— Directions for this task —
Report how many lines in the records hold the string "words"; give the number and nothing else.

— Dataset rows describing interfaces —
Segment Open

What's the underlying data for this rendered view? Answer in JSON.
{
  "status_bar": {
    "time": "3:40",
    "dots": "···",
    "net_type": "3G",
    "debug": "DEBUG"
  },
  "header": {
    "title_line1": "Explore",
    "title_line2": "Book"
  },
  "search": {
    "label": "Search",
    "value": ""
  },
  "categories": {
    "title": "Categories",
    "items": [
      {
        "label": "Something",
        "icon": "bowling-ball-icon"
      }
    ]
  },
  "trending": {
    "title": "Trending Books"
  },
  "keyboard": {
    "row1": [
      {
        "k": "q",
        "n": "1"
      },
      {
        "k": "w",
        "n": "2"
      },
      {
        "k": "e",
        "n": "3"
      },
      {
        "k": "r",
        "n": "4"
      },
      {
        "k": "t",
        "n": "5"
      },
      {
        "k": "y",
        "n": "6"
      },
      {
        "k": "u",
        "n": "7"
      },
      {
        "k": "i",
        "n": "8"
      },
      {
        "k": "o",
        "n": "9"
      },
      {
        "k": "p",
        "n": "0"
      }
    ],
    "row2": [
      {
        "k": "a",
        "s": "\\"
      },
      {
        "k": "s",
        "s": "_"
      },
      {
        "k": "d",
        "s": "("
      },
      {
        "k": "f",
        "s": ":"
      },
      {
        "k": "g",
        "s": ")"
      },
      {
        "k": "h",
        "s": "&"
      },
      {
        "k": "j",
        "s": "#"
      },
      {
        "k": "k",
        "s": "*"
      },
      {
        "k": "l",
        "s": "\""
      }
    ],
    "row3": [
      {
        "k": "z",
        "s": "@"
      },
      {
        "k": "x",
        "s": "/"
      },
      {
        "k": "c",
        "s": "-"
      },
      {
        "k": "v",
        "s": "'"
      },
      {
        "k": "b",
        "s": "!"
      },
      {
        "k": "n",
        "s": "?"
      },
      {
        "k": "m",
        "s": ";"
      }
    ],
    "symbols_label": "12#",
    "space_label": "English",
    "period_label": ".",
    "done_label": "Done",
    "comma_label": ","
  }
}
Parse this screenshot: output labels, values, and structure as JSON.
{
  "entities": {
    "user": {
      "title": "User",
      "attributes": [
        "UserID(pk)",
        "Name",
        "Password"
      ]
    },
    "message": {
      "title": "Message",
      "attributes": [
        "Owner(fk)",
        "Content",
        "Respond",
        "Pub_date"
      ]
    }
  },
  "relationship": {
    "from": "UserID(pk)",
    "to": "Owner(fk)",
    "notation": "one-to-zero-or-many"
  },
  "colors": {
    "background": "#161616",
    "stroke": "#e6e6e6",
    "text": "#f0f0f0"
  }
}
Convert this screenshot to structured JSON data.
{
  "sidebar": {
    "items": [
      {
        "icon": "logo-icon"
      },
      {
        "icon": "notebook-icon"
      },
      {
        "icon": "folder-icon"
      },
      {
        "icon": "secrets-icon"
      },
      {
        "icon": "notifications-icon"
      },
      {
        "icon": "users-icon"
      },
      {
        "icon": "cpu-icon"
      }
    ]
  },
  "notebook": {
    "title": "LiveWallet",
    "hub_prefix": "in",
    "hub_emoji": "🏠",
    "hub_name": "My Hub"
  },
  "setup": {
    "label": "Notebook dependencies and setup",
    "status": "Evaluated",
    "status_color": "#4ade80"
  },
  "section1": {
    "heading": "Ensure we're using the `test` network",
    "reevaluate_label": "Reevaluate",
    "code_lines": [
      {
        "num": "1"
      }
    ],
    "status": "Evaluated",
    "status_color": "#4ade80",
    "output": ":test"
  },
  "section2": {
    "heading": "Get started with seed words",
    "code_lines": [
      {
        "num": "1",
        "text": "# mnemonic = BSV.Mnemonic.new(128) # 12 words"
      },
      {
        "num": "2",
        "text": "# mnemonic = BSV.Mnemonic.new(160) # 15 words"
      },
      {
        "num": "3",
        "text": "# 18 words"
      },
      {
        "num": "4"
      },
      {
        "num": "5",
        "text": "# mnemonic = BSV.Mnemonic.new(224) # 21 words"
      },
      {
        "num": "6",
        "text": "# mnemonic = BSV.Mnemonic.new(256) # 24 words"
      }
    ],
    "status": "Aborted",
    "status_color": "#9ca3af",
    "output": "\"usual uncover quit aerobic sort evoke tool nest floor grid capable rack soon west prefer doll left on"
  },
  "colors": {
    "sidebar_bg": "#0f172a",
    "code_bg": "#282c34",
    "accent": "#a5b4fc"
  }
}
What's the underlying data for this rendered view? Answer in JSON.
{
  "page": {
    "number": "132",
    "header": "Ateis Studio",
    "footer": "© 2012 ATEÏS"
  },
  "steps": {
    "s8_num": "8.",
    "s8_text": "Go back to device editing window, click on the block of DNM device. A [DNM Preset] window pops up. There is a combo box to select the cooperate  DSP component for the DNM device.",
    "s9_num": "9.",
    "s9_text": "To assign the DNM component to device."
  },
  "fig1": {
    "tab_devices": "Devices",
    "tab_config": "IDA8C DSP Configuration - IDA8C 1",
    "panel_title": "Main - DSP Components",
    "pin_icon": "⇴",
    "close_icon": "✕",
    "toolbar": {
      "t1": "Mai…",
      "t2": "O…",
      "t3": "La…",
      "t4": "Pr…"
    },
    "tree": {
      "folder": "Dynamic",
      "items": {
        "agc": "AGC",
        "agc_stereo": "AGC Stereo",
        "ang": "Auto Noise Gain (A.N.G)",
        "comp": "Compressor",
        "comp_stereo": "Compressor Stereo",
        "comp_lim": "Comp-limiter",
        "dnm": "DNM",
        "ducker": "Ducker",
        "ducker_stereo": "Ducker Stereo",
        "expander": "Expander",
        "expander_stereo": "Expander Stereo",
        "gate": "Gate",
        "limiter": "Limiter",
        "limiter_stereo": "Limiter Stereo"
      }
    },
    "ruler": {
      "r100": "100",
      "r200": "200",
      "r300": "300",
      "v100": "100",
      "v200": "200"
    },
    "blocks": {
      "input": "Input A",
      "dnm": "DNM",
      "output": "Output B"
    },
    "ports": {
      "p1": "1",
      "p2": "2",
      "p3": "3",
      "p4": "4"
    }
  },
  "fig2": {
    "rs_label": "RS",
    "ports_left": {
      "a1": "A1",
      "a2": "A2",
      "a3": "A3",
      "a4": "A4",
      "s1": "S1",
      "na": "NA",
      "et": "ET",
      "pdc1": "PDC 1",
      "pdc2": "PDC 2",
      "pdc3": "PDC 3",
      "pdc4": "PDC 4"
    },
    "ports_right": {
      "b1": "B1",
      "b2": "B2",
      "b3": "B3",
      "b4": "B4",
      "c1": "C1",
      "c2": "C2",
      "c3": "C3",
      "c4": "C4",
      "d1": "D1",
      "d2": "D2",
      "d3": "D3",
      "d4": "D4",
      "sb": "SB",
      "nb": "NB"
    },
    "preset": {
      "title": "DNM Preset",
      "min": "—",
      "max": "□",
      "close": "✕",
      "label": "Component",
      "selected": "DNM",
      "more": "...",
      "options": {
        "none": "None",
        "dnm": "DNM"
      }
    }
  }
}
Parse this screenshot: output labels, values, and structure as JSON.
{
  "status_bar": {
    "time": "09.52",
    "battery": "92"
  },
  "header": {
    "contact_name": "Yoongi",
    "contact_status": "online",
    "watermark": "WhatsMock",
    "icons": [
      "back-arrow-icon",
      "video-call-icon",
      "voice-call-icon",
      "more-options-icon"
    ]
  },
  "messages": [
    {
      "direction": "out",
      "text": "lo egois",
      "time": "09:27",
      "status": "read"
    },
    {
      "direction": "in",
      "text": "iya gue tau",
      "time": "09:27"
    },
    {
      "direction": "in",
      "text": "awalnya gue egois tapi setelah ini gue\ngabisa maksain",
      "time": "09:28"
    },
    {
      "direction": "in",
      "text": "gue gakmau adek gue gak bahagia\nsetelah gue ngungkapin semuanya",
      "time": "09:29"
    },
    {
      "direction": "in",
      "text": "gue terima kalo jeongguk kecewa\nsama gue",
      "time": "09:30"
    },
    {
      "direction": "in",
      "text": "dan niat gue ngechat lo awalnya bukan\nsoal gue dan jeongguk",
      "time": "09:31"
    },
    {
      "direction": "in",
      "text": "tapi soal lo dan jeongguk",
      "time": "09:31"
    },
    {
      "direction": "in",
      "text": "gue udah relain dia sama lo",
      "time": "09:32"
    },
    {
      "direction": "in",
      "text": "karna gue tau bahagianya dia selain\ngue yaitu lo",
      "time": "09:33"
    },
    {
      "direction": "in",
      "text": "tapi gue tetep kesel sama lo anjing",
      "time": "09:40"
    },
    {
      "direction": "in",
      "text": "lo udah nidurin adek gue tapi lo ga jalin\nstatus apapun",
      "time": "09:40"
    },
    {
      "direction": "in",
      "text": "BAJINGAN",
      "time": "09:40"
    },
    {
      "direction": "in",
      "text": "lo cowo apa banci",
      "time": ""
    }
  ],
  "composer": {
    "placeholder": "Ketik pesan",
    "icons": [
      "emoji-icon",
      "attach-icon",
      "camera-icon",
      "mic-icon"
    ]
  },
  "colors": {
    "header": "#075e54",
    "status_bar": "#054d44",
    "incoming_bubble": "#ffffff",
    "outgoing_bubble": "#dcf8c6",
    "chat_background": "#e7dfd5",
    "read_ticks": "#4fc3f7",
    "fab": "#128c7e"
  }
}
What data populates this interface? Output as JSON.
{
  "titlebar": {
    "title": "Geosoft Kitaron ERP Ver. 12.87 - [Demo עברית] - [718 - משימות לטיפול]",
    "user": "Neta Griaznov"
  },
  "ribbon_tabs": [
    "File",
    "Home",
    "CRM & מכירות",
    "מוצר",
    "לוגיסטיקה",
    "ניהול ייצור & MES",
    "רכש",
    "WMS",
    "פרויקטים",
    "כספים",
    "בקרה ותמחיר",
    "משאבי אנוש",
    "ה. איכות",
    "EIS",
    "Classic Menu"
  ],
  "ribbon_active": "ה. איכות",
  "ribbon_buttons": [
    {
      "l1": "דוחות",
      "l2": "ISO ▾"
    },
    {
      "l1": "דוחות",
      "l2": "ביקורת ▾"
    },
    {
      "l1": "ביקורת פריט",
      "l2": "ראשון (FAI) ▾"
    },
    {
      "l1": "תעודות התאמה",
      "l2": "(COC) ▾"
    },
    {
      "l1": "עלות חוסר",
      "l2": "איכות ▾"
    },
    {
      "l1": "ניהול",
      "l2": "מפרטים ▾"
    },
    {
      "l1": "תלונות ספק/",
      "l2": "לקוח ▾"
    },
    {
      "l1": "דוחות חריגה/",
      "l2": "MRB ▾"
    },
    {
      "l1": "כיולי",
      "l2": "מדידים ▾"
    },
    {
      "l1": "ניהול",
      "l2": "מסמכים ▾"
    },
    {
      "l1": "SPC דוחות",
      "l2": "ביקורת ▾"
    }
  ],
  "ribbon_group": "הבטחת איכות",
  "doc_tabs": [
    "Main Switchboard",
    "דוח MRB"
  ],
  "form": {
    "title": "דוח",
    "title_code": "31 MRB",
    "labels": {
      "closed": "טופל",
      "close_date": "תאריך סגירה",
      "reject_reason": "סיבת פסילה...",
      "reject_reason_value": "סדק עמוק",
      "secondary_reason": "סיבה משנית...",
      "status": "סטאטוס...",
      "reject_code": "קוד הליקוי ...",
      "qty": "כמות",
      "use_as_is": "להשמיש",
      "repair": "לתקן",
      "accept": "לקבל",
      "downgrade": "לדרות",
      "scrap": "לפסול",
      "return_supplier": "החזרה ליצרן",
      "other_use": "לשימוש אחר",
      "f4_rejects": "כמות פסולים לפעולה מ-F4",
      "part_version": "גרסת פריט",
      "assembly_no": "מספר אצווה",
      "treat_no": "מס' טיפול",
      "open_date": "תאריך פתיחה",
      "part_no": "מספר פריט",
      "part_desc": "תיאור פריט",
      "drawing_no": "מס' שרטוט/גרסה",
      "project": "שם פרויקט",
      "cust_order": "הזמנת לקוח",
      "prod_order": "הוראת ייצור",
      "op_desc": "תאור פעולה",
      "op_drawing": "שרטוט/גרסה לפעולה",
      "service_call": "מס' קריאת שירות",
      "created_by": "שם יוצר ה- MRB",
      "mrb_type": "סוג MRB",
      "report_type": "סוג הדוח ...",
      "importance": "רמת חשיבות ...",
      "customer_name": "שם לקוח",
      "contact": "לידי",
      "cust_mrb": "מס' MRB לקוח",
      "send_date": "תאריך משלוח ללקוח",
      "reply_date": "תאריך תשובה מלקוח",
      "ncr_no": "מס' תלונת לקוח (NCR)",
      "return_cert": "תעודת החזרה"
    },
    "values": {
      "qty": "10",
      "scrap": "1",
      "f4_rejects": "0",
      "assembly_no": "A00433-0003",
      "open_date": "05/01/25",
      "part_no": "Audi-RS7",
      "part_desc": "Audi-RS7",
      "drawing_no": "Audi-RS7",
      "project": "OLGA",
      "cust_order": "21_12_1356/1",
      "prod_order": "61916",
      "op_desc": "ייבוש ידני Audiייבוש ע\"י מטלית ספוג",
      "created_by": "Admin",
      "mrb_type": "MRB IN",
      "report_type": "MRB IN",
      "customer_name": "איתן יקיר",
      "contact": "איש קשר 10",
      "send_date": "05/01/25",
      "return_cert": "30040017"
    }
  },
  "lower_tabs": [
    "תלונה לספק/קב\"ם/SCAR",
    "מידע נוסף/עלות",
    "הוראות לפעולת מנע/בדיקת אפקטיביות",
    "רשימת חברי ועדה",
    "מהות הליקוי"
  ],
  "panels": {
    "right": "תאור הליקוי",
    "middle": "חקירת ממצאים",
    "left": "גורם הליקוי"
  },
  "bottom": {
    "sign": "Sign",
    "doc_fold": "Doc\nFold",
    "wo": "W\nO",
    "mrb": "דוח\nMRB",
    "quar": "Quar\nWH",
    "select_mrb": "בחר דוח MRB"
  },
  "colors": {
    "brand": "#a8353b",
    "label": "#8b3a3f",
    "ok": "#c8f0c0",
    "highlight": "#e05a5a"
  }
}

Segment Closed

— Expected answer —
6